Aim of the task:
Determine how many lines of the material below include "JSON", and reply with that number alone.
--- START ---
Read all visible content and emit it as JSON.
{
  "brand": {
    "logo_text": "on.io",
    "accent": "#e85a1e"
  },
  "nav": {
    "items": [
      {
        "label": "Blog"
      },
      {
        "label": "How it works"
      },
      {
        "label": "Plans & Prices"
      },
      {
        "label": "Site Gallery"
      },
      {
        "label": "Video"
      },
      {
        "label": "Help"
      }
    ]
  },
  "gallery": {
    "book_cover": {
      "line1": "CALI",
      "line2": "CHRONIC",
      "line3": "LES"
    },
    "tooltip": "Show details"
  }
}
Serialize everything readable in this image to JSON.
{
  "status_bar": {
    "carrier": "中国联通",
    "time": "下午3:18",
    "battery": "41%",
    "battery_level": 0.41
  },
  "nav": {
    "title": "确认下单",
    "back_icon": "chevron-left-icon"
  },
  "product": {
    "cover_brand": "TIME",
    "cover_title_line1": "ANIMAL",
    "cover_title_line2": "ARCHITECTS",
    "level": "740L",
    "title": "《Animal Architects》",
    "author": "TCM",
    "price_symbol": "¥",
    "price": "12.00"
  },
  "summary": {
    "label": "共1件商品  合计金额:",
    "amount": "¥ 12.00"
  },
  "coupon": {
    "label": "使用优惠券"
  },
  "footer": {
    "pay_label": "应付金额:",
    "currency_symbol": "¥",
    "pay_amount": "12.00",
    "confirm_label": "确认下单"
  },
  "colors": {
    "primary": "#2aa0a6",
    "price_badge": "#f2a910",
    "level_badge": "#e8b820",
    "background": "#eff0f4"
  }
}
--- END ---
Problem solution:
2